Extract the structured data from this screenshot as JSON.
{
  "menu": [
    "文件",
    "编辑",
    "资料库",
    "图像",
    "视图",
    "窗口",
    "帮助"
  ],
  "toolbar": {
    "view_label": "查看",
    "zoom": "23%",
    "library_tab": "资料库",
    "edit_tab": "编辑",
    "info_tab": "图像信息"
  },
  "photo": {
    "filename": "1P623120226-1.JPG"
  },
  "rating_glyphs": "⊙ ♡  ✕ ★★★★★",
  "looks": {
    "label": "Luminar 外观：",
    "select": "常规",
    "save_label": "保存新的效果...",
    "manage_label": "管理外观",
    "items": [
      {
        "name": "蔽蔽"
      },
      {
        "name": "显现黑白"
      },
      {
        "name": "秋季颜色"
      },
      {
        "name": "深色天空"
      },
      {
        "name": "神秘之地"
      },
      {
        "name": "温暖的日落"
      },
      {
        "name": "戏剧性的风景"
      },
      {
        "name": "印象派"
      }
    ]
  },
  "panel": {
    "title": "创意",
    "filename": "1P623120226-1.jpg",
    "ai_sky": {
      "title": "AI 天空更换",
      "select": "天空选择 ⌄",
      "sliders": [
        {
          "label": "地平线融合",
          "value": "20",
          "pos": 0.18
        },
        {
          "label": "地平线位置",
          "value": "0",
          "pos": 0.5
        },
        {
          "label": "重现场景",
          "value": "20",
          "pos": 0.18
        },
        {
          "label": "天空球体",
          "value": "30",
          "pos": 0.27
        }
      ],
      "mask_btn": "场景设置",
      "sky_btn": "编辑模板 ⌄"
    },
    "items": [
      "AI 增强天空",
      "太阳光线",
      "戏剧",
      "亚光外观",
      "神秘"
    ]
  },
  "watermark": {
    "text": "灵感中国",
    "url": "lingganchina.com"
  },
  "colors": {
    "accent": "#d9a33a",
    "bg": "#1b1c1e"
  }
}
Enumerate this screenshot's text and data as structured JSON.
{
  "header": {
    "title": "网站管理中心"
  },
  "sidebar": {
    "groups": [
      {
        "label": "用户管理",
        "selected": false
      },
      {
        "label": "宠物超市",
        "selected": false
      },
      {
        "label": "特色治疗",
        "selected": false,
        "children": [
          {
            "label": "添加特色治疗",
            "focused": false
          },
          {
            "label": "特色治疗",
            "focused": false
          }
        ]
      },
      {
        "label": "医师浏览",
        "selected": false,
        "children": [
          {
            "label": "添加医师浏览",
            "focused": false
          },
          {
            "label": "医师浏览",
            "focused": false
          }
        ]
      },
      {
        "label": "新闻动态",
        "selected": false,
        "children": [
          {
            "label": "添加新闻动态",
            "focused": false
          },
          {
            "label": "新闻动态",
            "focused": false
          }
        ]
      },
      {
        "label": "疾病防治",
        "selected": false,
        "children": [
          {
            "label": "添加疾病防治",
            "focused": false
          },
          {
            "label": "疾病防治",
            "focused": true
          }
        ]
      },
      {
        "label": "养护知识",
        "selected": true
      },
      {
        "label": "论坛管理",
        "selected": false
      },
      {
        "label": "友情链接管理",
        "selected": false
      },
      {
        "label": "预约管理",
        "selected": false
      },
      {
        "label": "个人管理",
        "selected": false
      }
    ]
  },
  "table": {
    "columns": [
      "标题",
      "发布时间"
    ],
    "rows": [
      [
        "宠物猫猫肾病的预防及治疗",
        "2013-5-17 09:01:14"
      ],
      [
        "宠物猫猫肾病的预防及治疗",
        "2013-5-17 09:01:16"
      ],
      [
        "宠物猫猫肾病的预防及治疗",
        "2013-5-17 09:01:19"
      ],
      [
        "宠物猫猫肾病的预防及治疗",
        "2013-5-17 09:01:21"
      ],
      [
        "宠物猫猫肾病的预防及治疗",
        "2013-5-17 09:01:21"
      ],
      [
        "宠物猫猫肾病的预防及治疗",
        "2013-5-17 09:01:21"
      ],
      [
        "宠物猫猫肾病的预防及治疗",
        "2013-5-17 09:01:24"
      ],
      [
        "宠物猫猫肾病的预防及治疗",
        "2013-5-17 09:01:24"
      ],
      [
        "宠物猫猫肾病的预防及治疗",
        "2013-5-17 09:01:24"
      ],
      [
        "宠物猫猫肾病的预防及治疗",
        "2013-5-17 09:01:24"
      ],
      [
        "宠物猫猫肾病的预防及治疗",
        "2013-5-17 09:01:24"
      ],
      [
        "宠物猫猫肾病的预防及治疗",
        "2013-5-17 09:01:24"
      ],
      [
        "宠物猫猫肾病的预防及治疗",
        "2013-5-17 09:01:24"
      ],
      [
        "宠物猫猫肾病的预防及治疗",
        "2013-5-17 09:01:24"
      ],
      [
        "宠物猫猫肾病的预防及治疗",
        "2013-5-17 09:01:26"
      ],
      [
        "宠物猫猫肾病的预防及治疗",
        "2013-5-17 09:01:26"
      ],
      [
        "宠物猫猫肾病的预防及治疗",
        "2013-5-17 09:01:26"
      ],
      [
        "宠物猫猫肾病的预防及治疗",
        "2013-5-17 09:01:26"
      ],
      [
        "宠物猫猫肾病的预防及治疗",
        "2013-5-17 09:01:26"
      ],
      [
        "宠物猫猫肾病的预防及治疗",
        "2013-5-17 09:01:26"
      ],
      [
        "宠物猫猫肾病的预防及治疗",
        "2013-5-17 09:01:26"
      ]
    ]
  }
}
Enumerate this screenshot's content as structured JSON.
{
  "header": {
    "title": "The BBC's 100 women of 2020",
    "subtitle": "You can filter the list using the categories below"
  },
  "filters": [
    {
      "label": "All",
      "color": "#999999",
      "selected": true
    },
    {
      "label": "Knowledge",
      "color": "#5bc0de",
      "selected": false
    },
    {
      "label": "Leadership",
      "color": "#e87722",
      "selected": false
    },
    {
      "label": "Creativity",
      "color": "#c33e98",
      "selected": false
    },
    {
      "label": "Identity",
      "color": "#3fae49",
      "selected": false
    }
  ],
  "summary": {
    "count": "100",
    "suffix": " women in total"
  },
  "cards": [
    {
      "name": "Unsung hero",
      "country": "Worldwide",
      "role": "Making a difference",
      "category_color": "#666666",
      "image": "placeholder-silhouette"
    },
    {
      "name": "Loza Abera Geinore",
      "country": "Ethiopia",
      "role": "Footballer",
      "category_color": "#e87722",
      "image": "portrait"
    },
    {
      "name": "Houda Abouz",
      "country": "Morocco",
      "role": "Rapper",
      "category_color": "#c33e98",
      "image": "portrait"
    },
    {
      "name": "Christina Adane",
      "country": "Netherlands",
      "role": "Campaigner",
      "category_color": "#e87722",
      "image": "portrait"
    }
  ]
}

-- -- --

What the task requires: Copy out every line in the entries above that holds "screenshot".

Result of the task:
Extract the structured data from this screenshot as JSON.
Enumerate this screenshot's text and data as structured JSON.
Enumerate this screenshot's content as structured JSON.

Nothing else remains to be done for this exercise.